“I was turning on my TV, I was seeing tower blocks burning, I was seeing people being deported, I was seeing the NHS on the brink. I was just responding to what was around me.”

© IVOR alice

Moses started the hotline after a trip to South Africa in 2017, as gqom was reaching new heights in the country and abroad. “They were distributing a lot of gqom music via WhatsApp groups,” he explains, nodding to DJ Lag among others as inspirations for the model. “So, I was talking to a guy I met in Johannesburg who was a computer programmer, and we realised we could build our own thing,” he says, as nonchalant as ever. Where other artists have created custom apps for similar purposes, Boyd chose WhatsApp, in part because it was free and easy to customise and in part to further “break down that gulf” between artists and fans. “There’s the artist there, the fans here,” he says, leaning forward in his seat as he gestures enthusiastically to emphasise his point. “In between are like four or five tech companies that control the mediation. That’s not good.”

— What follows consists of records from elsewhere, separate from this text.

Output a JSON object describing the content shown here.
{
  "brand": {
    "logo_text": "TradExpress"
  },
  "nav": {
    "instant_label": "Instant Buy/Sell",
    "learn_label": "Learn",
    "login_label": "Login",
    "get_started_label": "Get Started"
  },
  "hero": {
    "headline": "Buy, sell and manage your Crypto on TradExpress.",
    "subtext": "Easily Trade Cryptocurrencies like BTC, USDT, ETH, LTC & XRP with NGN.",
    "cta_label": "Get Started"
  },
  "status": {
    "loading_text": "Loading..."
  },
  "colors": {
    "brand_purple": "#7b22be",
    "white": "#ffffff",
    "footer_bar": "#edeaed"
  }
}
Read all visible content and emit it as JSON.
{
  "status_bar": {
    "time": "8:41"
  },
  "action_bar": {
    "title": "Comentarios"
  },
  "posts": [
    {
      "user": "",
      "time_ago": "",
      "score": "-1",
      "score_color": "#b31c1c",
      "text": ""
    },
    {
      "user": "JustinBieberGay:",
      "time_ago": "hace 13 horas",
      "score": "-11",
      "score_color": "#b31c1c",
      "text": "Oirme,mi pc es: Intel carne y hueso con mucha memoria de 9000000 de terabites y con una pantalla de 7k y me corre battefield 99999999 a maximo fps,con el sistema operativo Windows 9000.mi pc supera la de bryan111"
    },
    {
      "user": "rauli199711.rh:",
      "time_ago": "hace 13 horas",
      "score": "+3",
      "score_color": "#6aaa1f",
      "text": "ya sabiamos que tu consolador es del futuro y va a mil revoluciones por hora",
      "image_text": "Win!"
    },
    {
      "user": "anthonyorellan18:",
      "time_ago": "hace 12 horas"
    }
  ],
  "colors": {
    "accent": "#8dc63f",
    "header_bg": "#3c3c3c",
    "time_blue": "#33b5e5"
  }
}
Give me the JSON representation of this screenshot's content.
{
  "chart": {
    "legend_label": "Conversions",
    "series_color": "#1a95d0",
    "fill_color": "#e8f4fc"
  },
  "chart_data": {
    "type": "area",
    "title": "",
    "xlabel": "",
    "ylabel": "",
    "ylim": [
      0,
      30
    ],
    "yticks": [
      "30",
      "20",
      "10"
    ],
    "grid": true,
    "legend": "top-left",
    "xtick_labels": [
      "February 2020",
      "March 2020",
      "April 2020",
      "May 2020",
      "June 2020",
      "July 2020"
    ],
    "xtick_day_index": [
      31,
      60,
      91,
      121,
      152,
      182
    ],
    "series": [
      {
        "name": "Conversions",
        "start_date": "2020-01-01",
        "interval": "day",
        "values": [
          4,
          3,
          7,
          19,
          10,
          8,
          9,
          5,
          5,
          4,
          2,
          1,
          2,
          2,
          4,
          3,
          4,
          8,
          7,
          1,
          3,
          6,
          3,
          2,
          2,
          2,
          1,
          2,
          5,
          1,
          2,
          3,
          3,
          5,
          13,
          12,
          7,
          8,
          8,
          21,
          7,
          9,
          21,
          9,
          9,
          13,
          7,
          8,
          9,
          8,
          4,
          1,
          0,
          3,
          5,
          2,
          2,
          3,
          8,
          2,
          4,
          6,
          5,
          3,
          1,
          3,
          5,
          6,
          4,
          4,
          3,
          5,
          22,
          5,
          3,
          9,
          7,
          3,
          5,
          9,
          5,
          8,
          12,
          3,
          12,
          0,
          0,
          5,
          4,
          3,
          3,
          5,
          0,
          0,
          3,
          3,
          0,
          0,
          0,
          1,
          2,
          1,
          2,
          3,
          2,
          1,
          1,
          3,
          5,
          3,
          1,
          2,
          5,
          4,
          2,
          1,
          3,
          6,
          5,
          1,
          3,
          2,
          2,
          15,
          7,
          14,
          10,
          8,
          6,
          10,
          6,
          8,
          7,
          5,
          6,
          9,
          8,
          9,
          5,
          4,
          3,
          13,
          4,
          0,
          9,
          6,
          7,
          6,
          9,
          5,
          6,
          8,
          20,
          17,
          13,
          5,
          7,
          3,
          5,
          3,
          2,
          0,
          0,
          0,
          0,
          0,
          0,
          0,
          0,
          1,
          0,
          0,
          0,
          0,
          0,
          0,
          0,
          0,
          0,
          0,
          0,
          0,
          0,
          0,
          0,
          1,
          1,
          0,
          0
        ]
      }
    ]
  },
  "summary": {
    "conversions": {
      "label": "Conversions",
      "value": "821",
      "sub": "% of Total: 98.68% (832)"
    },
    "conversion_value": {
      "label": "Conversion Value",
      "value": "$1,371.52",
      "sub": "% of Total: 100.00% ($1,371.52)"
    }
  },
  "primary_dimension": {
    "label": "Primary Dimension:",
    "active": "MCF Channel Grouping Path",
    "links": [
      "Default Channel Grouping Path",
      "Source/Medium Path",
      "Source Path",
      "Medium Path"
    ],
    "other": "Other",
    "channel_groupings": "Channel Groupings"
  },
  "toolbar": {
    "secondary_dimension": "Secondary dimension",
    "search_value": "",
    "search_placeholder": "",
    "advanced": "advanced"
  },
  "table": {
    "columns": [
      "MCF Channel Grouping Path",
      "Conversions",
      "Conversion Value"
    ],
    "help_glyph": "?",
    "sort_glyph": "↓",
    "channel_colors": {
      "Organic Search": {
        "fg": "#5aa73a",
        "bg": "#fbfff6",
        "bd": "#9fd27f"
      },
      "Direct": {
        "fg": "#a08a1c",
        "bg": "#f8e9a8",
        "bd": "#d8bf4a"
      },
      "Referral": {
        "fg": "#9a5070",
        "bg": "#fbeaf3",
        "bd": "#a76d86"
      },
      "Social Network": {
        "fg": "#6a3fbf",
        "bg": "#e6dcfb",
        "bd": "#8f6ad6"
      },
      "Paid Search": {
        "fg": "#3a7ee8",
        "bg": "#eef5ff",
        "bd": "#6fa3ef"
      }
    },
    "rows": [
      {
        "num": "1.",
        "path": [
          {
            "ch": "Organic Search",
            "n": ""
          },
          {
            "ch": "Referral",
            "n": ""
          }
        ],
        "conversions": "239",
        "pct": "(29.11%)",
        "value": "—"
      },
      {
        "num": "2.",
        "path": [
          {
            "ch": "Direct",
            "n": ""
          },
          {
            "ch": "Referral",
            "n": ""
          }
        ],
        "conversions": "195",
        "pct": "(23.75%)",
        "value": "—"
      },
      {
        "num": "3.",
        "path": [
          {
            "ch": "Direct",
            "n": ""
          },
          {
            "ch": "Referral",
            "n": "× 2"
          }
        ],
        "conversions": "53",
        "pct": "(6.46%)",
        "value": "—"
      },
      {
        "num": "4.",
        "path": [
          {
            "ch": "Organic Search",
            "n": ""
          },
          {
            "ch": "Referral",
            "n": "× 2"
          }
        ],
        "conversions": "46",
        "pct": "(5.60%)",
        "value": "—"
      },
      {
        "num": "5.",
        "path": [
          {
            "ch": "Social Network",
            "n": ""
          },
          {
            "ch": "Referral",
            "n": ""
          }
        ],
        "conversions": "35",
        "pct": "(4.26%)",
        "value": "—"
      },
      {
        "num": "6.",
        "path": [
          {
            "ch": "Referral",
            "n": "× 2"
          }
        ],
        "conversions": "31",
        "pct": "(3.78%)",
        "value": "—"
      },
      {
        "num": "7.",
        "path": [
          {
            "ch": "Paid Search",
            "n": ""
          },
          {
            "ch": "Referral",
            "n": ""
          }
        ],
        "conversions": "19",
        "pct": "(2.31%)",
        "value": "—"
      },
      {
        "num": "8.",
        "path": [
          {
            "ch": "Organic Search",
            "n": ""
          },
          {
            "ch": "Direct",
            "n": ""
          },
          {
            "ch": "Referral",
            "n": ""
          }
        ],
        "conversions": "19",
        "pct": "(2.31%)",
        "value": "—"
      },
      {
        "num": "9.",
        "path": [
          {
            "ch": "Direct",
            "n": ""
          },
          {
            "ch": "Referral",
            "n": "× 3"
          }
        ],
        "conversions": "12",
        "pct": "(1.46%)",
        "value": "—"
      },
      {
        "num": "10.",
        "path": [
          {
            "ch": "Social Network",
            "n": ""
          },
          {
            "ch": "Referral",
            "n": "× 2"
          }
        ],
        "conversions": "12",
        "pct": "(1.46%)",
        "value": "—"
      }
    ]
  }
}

It’s a reflection of the understated politics that also inflect Dark Matter. “There’s a lot of darkness,” Boyd says matter of factly, explaining both the album’s title and how the last few years, the Windrush scandal in particular, have led him to question his identity. “Like, I’m British, but am I British when I turn on the TV and they’re deporting people that look like me, that helped rebuild their nation?” he asks with a grave laugh. Instead of tackling the issues of the day with ferocity – as his peers Sons of Kemet did – Boyd let the existential gloom of the UK seep into Dark Matter’s pores, filling much of the space between the notes with a familiar sense of unease. “I didn’t sit down to write political songs,” he says reflectively, “but I was turning on my TV everyday, I was seeing tower blocks burning, I was seeing people being deported, I was seeing the NHS on the brink. I was just responding to what was around me.”

Perhaps the reason Boyd doesn’t want to class Dark Matter as a political record is that for many politics has become hopeless. And despite it all, he still has hope. That hope illuminates the record in skits and bursts of joyful melody from the triumphant, welcoming horns on opening track Stranger Than Fiction to the Burial-goes-bebop shuffle of 2 Far Gone. As our interview comes to an end, Boyd stresses that the album isn’t a eulogy, it’s a “question mark”. It asks listeners: “where do we go from here? What are you going to take from this? These things will continue to happen,” he stresses, rounding off with a final encouragement, “what are you going to do?”

For Boyd, the answer is simple. “Things are far from perfect but I’ma try, and if everyone tries maybe we’ll get somewhere.” he says, as buoyant as he’s been throughout our conversation. “My grandma used to say, ‘Where there’s life, there’s hope’ so as long as I have blood and bones, we’re good.”

Photography: IVOR alice
Styling: KO___OL

Dark Matter is released 14 February on Exodus Records.
Click here for Boyd’s European and UK tour dates